jturnericonJonathan Turner is Graduate Research Professor at the University of California, Santa Barbara, and 38th University Professor of the University of California system. He is primarily a general theorist of all levels of social organization, from the neurology of the brain as it affects human behavior and interaction at the micro level to the world system at the macro level, and most everything else in-between. He is finishing a book on evolutionary sociology, as well as another on the evolution of religion. Another book on the stratification of emotions is also in progress. He is the author of 40 books and several hundred articles and chapters.

“College Circuits: A Case of Situational Stratification.”
Viviana Zelizer, Princeton University and Lauren Gaydosh, Postdoctoral Scholar, Carolina Population Center at University of North Carolina-Chapel Hill

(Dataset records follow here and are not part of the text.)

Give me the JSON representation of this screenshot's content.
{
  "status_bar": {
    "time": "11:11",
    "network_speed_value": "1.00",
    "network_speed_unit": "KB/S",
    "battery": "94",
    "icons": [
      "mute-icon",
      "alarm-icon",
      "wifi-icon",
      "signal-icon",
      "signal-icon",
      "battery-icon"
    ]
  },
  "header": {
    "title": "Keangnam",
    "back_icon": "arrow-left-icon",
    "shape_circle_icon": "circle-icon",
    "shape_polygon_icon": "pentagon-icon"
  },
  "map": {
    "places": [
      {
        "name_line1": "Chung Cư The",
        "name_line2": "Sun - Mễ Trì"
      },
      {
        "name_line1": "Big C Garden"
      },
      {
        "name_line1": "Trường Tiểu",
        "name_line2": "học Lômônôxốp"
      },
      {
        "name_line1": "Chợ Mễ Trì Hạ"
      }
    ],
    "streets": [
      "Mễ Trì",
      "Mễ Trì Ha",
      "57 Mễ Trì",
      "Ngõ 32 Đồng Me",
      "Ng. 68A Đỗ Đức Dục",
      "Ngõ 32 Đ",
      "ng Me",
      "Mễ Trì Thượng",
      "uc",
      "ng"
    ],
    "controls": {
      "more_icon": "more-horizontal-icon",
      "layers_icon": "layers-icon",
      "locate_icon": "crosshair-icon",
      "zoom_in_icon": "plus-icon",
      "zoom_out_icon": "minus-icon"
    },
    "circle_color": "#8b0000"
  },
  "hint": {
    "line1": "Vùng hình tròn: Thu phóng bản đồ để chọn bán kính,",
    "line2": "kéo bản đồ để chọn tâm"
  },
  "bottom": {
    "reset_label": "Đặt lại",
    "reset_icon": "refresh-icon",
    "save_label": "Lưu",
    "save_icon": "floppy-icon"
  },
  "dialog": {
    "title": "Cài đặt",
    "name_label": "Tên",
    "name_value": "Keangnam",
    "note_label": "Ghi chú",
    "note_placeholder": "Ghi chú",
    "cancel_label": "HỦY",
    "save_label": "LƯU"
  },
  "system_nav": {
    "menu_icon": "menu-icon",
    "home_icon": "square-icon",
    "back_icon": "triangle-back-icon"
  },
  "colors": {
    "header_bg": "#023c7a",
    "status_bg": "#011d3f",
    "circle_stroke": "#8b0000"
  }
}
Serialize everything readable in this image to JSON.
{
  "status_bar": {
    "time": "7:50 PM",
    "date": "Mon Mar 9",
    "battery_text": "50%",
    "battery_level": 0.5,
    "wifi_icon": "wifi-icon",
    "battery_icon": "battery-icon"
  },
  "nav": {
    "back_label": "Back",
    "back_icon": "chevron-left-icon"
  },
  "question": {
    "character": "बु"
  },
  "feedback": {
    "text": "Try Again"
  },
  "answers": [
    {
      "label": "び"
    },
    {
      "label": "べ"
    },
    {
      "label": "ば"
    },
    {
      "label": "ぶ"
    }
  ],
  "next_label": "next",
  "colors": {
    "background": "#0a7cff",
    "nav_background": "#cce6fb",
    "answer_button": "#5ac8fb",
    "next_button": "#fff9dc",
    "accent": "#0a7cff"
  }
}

Drawing from Randall Collin’s theory of situational stratification, the paper explores distinctive features of the US college economy. It focuses on how inequality shapes students’ everyday economic practices, concentrating on their cross-class transactions.

vzelizericonViviana Zelizer is Lloyd Cotsen ‘50 Professor of Sociology at Princeton University. She specializes in economic processes, interpersonal relations, and childhood. She has published books on the development of life insurance, the changing economic and sentimental value of children in the United States, and on the place of money in social life. Some of her recent publications include The Purchase of Intimacy (Princeton University Press, 2005) and Economic Lives: How Culture Shapes the Economy (Princeton University Press, 2010). Her current research focuses on college students’ economic practices, concentrating on their cross-class transactions.

lgaydoshiconLauren Gaydosh holds a PhD in Sociology and Social Policy with a specialization in Demography from Princeton University. She is currently a Postdoctoral Scholar at the Carolina Population Center at the University of North Carolina at Chapel Hill. Lauren’s research lies at the intersection of family, inequality, and health in domestic and international settings. As a social demographer, Lauren uses a mixed-methods approach to examine how childhood family and social environments are shaped by and reinforce patterns of socioeconomic inequality, and influence individual health across the life course.